■ Available data ■
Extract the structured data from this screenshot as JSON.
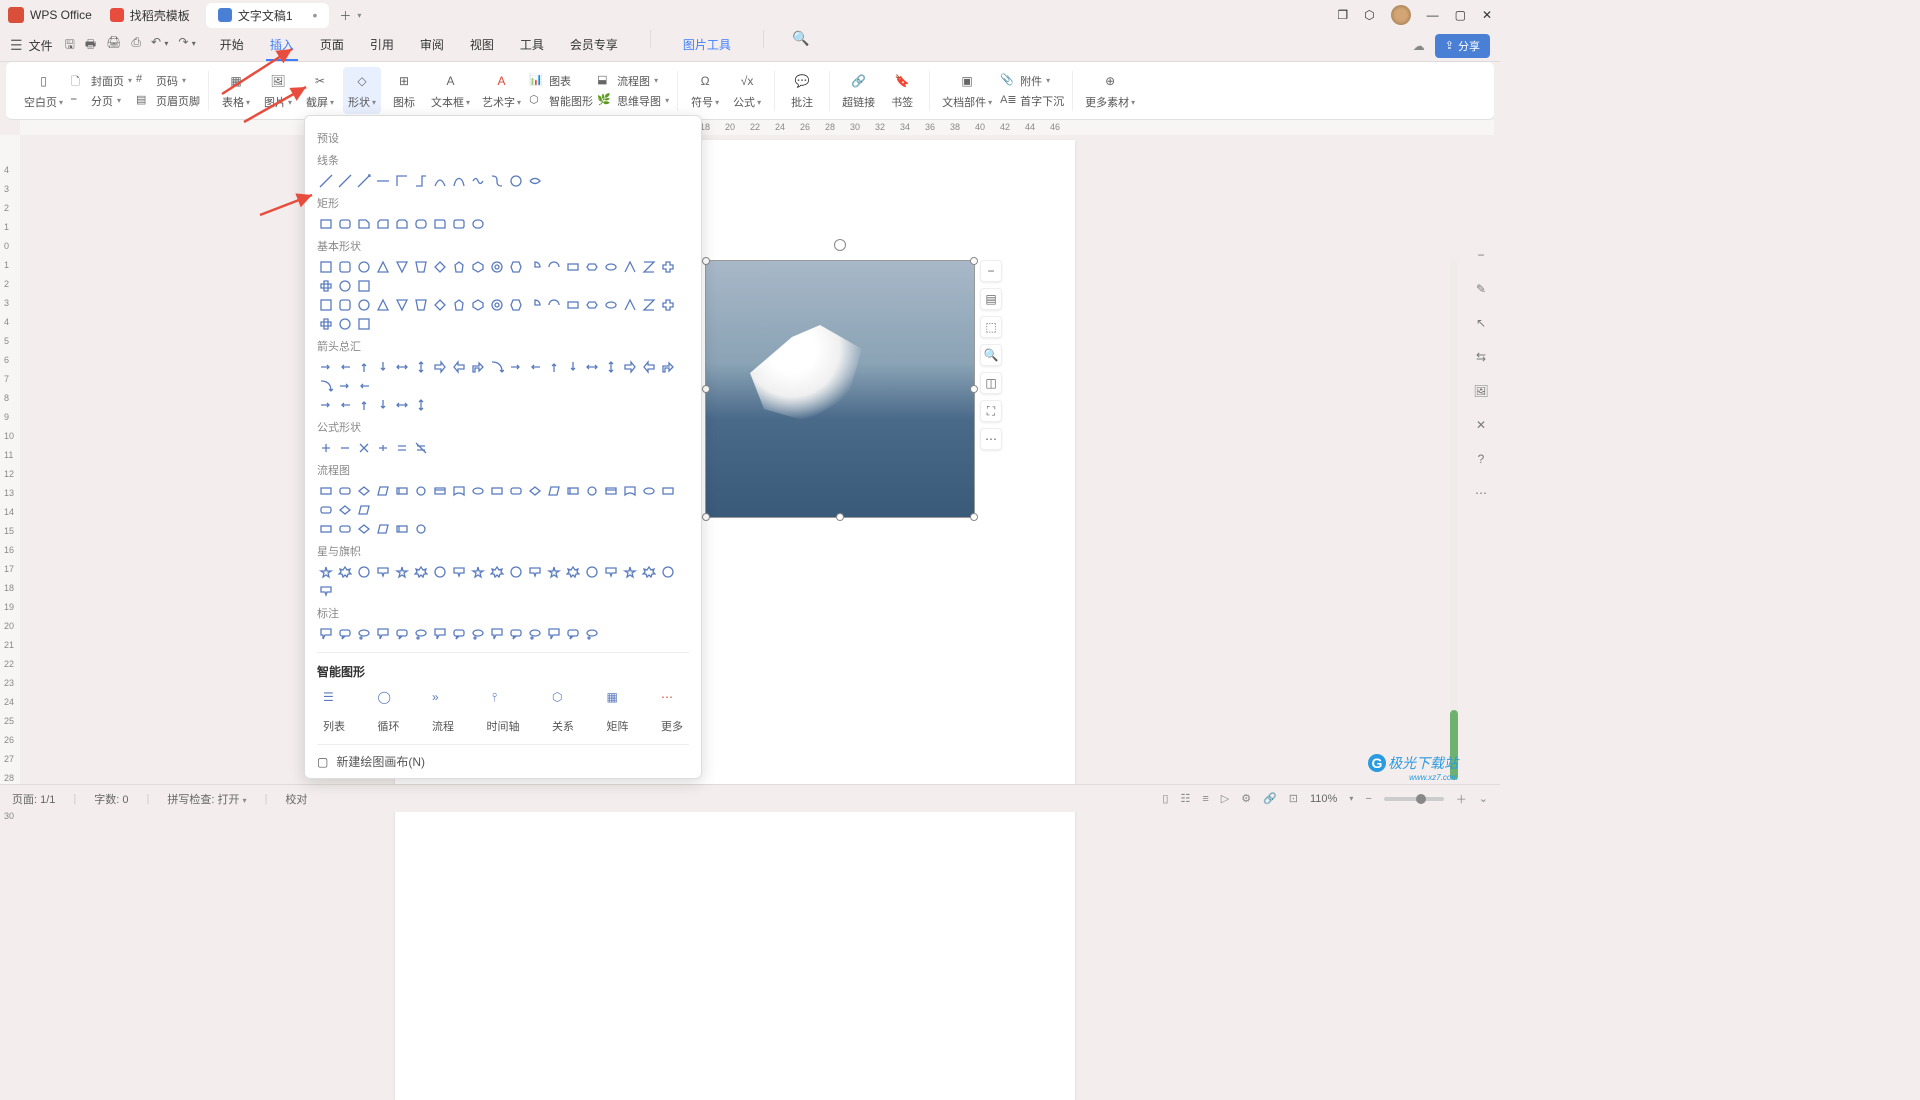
{
  "app_name": "WPS Office",
  "tabs": [
    {
      "label": "找稻壳模板"
    },
    {
      "label": "文字文稿1"
    }
  ],
  "file_menu": "文件",
  "menu": {
    "start": "开始",
    "insert": "插入",
    "page": "页面",
    "reference": "引用",
    "review": "审阅",
    "view": "视图",
    "tools": "工具",
    "member": "会员专享",
    "pic_tools": "图片工具"
  },
  "ribbon": {
    "blank_page": "空白页",
    "cover": "封面页",
    "page_num": "页码",
    "page_break": "分页",
    "header_footer": "页眉页脚",
    "table": "表格",
    "picture": "图片",
    "screenshot": "截屏",
    "shape": "形状",
    "icon": "图标",
    "textbox": "文本框",
    "wordart": "艺术字",
    "chart": "图表",
    "flowchart": "流程图",
    "smartart": "智能图形",
    "mindmap": "思维导图",
    "symbol": "符号",
    "formula": "公式",
    "comment": "批注",
    "hyperlink": "超链接",
    "bookmark": "书签",
    "doc_parts": "文档部件",
    "dropcap": "首字下沉",
    "attachment": "附件",
    "more": "更多素材"
  },
  "share": "分享",
  "shapes": {
    "preset": "预设",
    "lines": "线条",
    "rect": "矩形",
    "basic": "基本形状",
    "arrows": "箭头总汇",
    "equation": "公式形状",
    "flow": "流程图",
    "stars": "星与旗帜",
    "callouts": "标注",
    "smart": "智能图形",
    "smart_items": {
      "list": "列表",
      "cycle": "循环",
      "process": "流程",
      "timeline": "时间轴",
      "relation": "关系",
      "matrix": "矩阵",
      "more": "更多"
    },
    "new_canvas": "新建绘图画布(N)"
  },
  "status": {
    "page": "页面: 1/1",
    "words": "字数: 0",
    "spell": "拼写检查: 打开",
    "proof": "校对",
    "zoom": "110%"
  },
  "ruler_h": [
    18,
    20,
    22,
    24,
    26,
    28,
    30,
    32,
    34,
    36,
    38,
    40,
    42,
    44,
    46
  ],
  "watermark": {
    "main": "极光下载站",
    "sub": "www.xz7.com"
  }
}
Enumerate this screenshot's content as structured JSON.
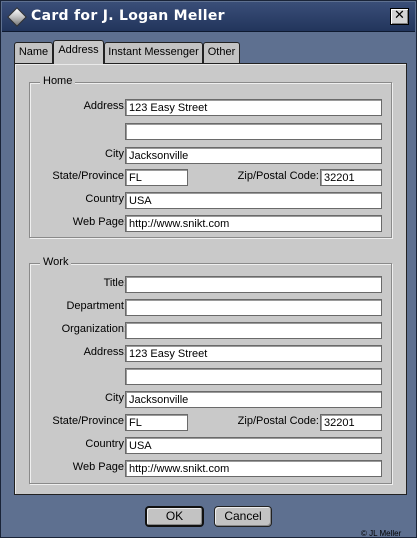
{
  "window": {
    "title": "Card for J. Logan Meller",
    "close_glyph": "✕",
    "icon": "address-card-diamond-icon"
  },
  "tabs": [
    {
      "label": "Name",
      "active": false
    },
    {
      "label": "Address",
      "active": true
    },
    {
      "label": "Instant Messenger",
      "active": false
    },
    {
      "label": "Other",
      "active": false
    }
  ],
  "home": {
    "title": "Home",
    "address_label": "Address:",
    "address_line1": "123 Easy Street",
    "address_line2": "",
    "city_label": "City:",
    "city": "Jacksonville",
    "state_label": "State/Province:",
    "state": "FL",
    "zip_label": "Zip/Postal Code:",
    "zip": "32201",
    "country_label": "Country:",
    "country": "USA",
    "webpage_label": "Web Page:",
    "webpage": "http://www.snikt.com"
  },
  "work": {
    "title": "Work",
    "title_label": "Title:",
    "title_value": "",
    "department_label": "Department:",
    "department": "",
    "organization_label": "Organization:",
    "organization": "",
    "address_label": "Address:",
    "address_line1": "123 Easy Street",
    "address_line2": "",
    "city_label": "City:",
    "city": "Jacksonville",
    "state_label": "State/Province:",
    "state": "FL",
    "zip_label": "Zip/Postal Code:",
    "zip": "32201",
    "country_label": "Country:",
    "country": "USA",
    "webpage_label": "Web Page:",
    "webpage": "http://www.snikt.com"
  },
  "buttons": {
    "ok": "OK",
    "cancel": "Cancel"
  },
  "footer": {
    "copyright": "© JL Meller"
  },
  "colors": {
    "window_background": "#5e7090",
    "titlebar": "#2b3f68",
    "panel": "#c9c9c9"
  }
}
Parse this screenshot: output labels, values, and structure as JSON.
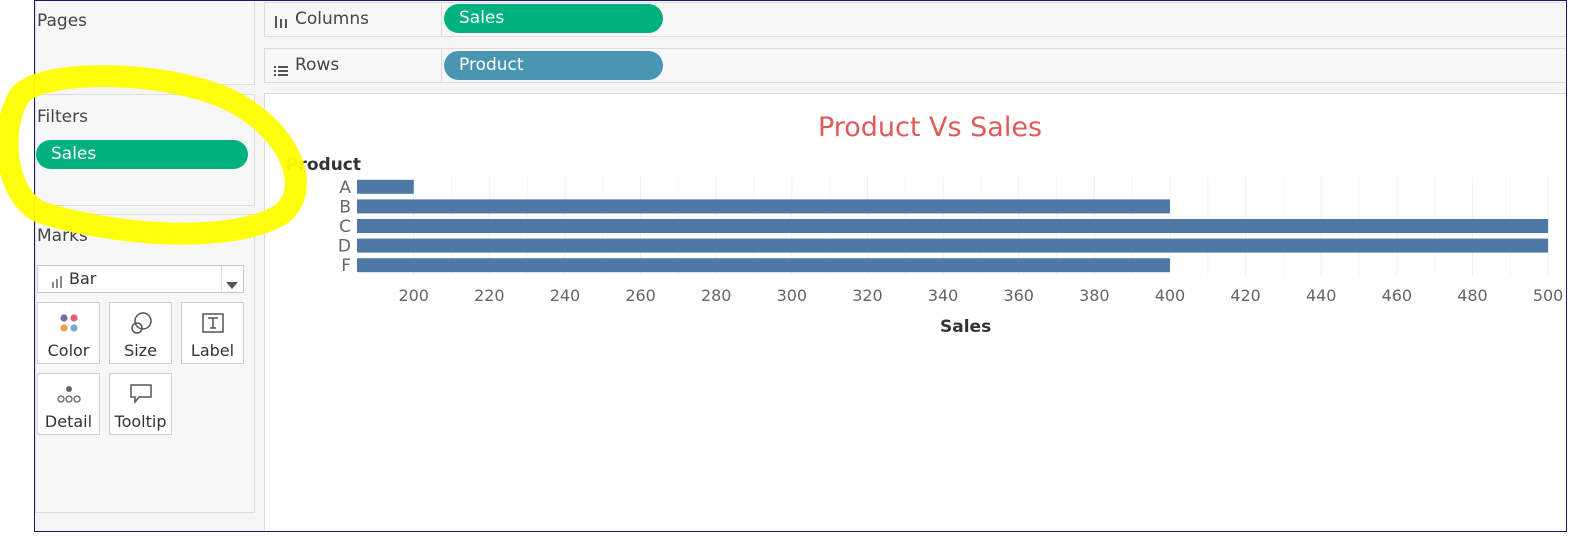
{
  "left": {
    "pages_title": "Pages",
    "filters_title": "Filters",
    "filter_pill": "Sales",
    "marks_title": "Marks",
    "mark_type": "Bar",
    "mark_buttons": [
      "Color",
      "Size",
      "Label",
      "Detail",
      "Tooltip"
    ]
  },
  "shelves": {
    "columns_label": "Columns",
    "columns_pill": "Sales",
    "rows_label": "Rows",
    "rows_pill": "Product"
  },
  "colors": {
    "bar": "#4e79a7",
    "title": "#e05a5a",
    "measure_pill": "#00b180",
    "dimension_pill": "#4996b2",
    "highlight": "#ffff00"
  },
  "chart_data": {
    "type": "bar",
    "orientation": "horizontal",
    "title": "Product Vs Sales",
    "ylabel": "Product",
    "xlabel": "Sales",
    "categories": [
      "A",
      "B",
      "C",
      "D",
      "F"
    ],
    "values": [
      200,
      400,
      500,
      500,
      400
    ],
    "xlim": [
      185,
      505
    ],
    "xticks": [
      200,
      220,
      240,
      260,
      280,
      300,
      320,
      340,
      360,
      380,
      400,
      420,
      440,
      460,
      480,
      500
    ],
    "grid": true
  }
}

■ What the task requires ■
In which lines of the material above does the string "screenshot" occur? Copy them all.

■ Response below ■
Extract the structured data from this screenshot as JSON.
    "screenshot": "截屏",
Enumerate this screenshot's content as structured JSON.
Parse this screenshot: output labels, values, and structure as JSON.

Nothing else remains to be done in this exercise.